(Entries taken from a collection)
_ _ _ _ _

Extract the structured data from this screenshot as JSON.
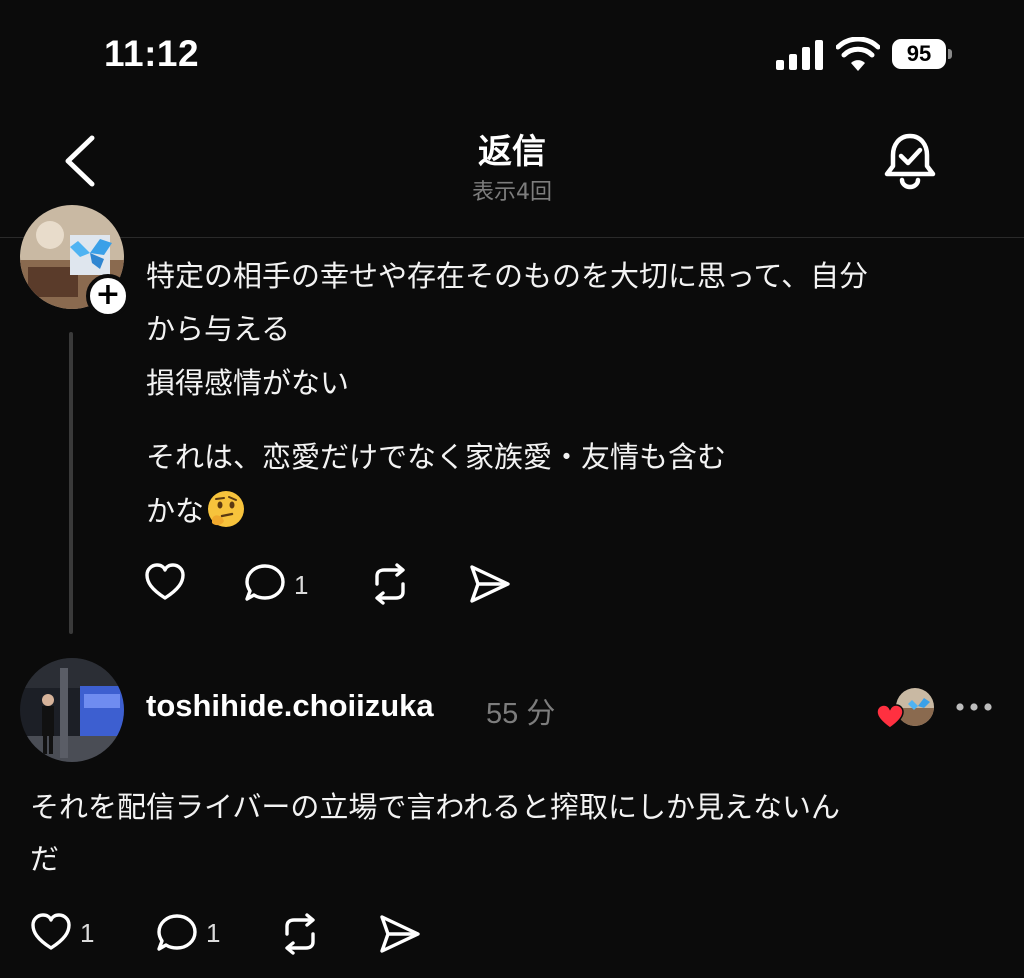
{
  "status_bar": {
    "time": "11:12",
    "battery": "95"
  },
  "header": {
    "title": "返信",
    "subtitle": "表示4回"
  },
  "thread": [
    {
      "avatar": "butterfly-photo",
      "follow_badge": "+",
      "text_lines": [
        "特定の相手の幸せや存在そのものを大切に思って、自分",
        "から与える",
        "損得感情がない",
        "それは、恋愛だけでなく家族愛・友情も含む",
        "かな"
      ],
      "emoji": "thinking-face",
      "actions": {
        "like_count": "",
        "reply_count": "1",
        "repost_count": "",
        "share_count": ""
      }
    },
    {
      "avatar": "station-photo",
      "username": "toshihide.choiizuka",
      "time": "55 分",
      "text_lines": [
        "それを配信ライバーの立場で言われると搾取にしか見えないん",
        "だ"
      ],
      "actions": {
        "like_count": "1",
        "reply_count": "1",
        "repost_count": "",
        "share_count": ""
      }
    }
  ],
  "colors": {
    "background": "#0b0b0b",
    "text": "#f3f3f3",
    "muted": "#7d7d7d",
    "heart": "#ff3040"
  }
}
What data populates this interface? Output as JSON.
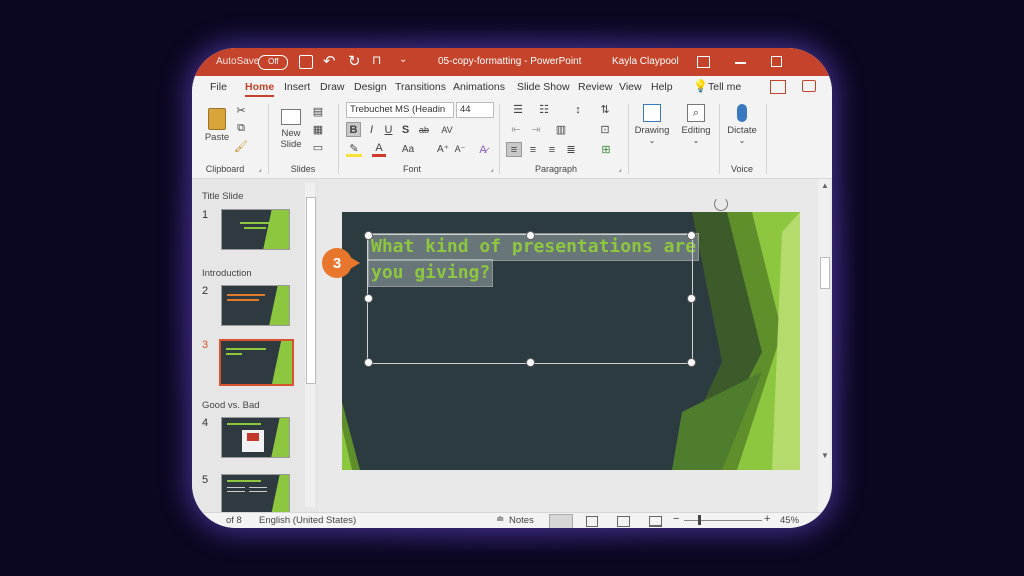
{
  "titlebar": {
    "autosave_label": "AutoSave",
    "autosave_state": "Off",
    "document_title": "05-copy-formatting - PowerPoint",
    "user_name": "Kayla Claypool"
  },
  "tabs": [
    "File",
    "Home",
    "Insert",
    "Draw",
    "Design",
    "Transitions",
    "Animations",
    "Slide Show",
    "Review",
    "View",
    "Help"
  ],
  "tell_me": "Tell me",
  "ribbon": {
    "clipboard": {
      "paste_label": "Paste",
      "group_label": "Clipboard"
    },
    "slides": {
      "new_slide_label": "New Slide",
      "group_label": "Slides"
    },
    "font": {
      "font_name": "Trebuchet MS (Headin",
      "font_size": "44",
      "group_label": "Font"
    },
    "paragraph": {
      "group_label": "Paragraph"
    },
    "drawing_label": "Drawing",
    "editing_label": "Editing",
    "dictate_label": "Dictate",
    "voice_group_label": "Voice"
  },
  "slide_panel": {
    "sections": [
      "Title Slide",
      "Introduction",
      "Good vs. Bad"
    ],
    "slide_numbers": [
      "1",
      "2",
      "3",
      "4",
      "5"
    ],
    "selected_slide": "3"
  },
  "slide": {
    "title_line1": "What kind of presentations are",
    "title_line2": "you giving?"
  },
  "callout": {
    "number": "3"
  },
  "statusbar": {
    "slide_info": "of 8",
    "language": "English (United States)",
    "notes_label": "Notes",
    "zoom": "45%"
  },
  "colors": {
    "titlebar": "#c4432a",
    "accent_green": "#8dc63f",
    "slide_dark": "#2c3b40",
    "callout_orange": "#e8762c",
    "selection_red": "#d9542e"
  }
}
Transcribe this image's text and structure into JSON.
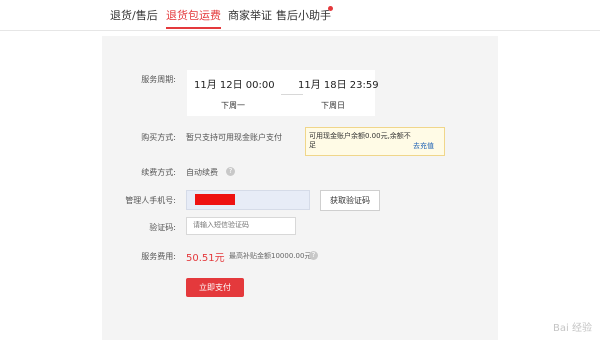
{
  "tabs": [
    {
      "label": "退货/售后"
    },
    {
      "label": "退货包运费"
    },
    {
      "label": "商家举证"
    },
    {
      "label": "售后小助手"
    }
  ],
  "form": {
    "period": {
      "label": "服务周期:",
      "start": "11月 12日 00:00",
      "end": "11月 18日 23:59",
      "start_sub": "下周一",
      "end_sub": "下周日"
    },
    "payment": {
      "label": "购买方式:",
      "value": "暂只支持可用现金账户支付",
      "tip_text": "可用现金账户余额0.00元,余额不足",
      "tip_link": "去充值"
    },
    "renew": {
      "label": "续费方式:",
      "value": "自动续费"
    },
    "phone": {
      "label": "管理人手机号:",
      "button": "获取验证码"
    },
    "code": {
      "label": "验证码:",
      "placeholder": "请输入短信验证码"
    },
    "fee": {
      "label": "服务费用:",
      "value": "50.51元",
      "note": "最高补贴金额10000.00元"
    },
    "submit": "立即支付"
  },
  "watermark": "Bai 经验",
  "colors": {
    "accent": "#e4393c",
    "link": "#1a5fb4"
  },
  "icons": {
    "help": "question-circle-icon"
  }
}
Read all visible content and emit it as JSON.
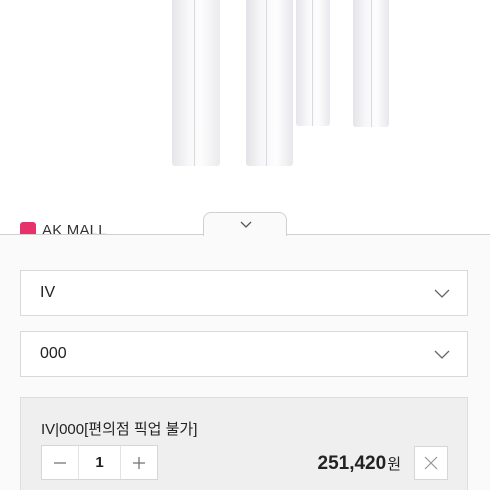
{
  "mall": {
    "name": "AK MALL",
    "logo_color": "#e8316a"
  },
  "options": [
    {
      "value": "IV",
      "icon": "chevron-down-icon"
    },
    {
      "value": "000",
      "icon": "chevron-down-icon"
    }
  ],
  "selected_item": {
    "title": "IV|000[편의점 픽업 불가]",
    "quantity": "1",
    "price": "251,420",
    "currency": "원",
    "icons": {
      "decrease": "minus-icon",
      "increase": "plus-icon",
      "remove": "close-icon"
    }
  },
  "sheet": {
    "toggle_icon": "chevron-down-icon"
  }
}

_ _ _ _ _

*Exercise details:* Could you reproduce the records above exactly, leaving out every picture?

*Result of this exercise:*
Extract the structured data from this screenshot as JSON.
{
  "status_bar": {
    "time": "11:12",
    "battery": "95"
  },
  "header": {
    "title": "返信",
    "subtitle": "表示4回"
  },
  "thread": [
    {
      "avatar": "butterfly-photo",
      "follow_badge": "+",
      "text_lines": [
        "特定の相手の幸せや存在そのものを大切に思って、自分",
        "から与える",
        "損得感情がない",
        "それは、恋愛だけでなく家族愛・友情も含む",
        "かな"
      ],
      "emoji": "thinking-face",
      "actions": {
        "like_count": "",
        "reply_count": "1",
        "repost_count": "",
        "share_count": ""
      }
    },
    {
      "avatar": "station-photo",
      "username": "toshihide.choiizuka",
      "time": "55 分",
      "text_lines": [
        "それを配信ライバーの立場で言われると搾取にしか見えないん",
        "だ"
      ],
      "actions": {
        "like_count": "1",
        "reply_count": "1",
        "repost_count": "",
        "share_count": ""
      }
    }
  ],
  "colors": {
    "background": "#0b0b0b",
    "text": "#f3f3f3",
    "muted": "#7d7d7d",
    "heart": "#ff3040"
  }
}
What data populates this interface? Output as JSON.
{
  "titlebar": {
    "autosave_label": "AutoSave",
    "autosave_state": "Off",
    "document_title": "05-copy-formatting - PowerPoint",
    "user_name": "Kayla Claypool"
  },
  "tabs": [
    "File",
    "Home",
    "Insert",
    "Draw",
    "Design",
    "Transitions",
    "Animations",
    "Slide Show",
    "Review",
    "View",
    "Help"
  ],
  "tell_me": "Tell me",
  "ribbon": {
    "clipboard": {
      "paste_label": "Paste",
      "group_label": "Clipboard"
    },
    "slides": {
      "new_slide_label": "New Slide",
      "group_label": "Slides"
    },
    "font": {
      "font_name": "Trebuchet MS (Headin",
      "font_size": "44",
      "group_label": "Font"
    },
    "paragraph": {
      "group_label": "Paragraph"
    },
    "drawing_label": "Drawing",
    "editing_label": "Editing",
    "dictate_label": "Dictate",
    "voice_group_label": "Voice"
  },
  "slide_panel": {
    "sections": [
      "Title Slide",
      "Introduction",
      "Good vs. Bad"
    ],
    "slide_numbers": [
      "1",
      "2",
      "3",
      "4",
      "5"
    ],
    "selected_slide": "3"
  },
  "slide": {
    "title_line1": "What kind of presentations are",
    "title_line2": "you giving?"
  },
  "callout": {
    "number": "3"
  },
  "statusbar": {
    "slide_info": "of 8",
    "language": "English (United States)",
    "notes_label": "Notes",
    "zoom": "45%"
  },
  "colors": {
    "titlebar": "#c4432a",
    "accent_green": "#8dc63f",
    "slide_dark": "#2c3b40",
    "callout_orange": "#e8762c",
    "selection_red": "#d9542e"
  }
}
Transcribe this image's text and structure into JSON.
{
  "tabs": [
    {
      "label": "退货/售后"
    },
    {
      "label": "退货包运费"
    },
    {
      "label": "商家举证"
    },
    {
      "label": "售后小助手"
    }
  ],
  "form": {
    "period": {
      "label": "服务周期:",
      "start": "11月 12日 00:00",
      "end": "11月 18日 23:59",
      "start_sub": "下周一",
      "end_sub": "下周日"
    },
    "payment": {
      "label": "购买方式:",
      "value": "暂只支持可用现金账户支付",
      "tip_text": "可用现金账户余额0.00元,余额不足",
      "tip_link": "去充值"
    },
    "renew": {
      "label": "续费方式:",
      "value": "自动续费"
    },
    "phone": {
      "label": "管理人手机号:",
      "button": "获取验证码"
    },
    "code": {
      "label": "验证码:",
      "placeholder": "请输入短信验证码"
    },
    "fee": {
      "label": "服务费用:",
      "value": "50.51元",
      "note": "最高补贴金额10000.00元"
    },
    "submit": "立即支付"
  },
  "watermark": "Bai 经验",
  "colors": {
    "accent": "#e4393c",
    "link": "#1a5fb4"
  },
  "icons": {
    "help": "question-circle-icon"
  }
}
Read all visible content and emit it as JSON.
{
  "mall": {
    "name": "AK MALL",
    "logo_color": "#e8316a"
  },
  "options": [
    {
      "value": "IV",
      "icon": "chevron-down-icon"
    },
    {
      "value": "000",
      "icon": "chevron-down-icon"
    }
  ],
  "selected_item": {
    "title": "IV|000[편의점 픽업 불가]",
    "quantity": "1",
    "price": "251,420",
    "currency": "원",
    "icons": {
      "decrease": "minus-icon",
      "increase": "plus-icon",
      "remove": "close-icon"
    }
  },
  "sheet": {
    "toggle_icon": "chevron-down-icon"
  }
}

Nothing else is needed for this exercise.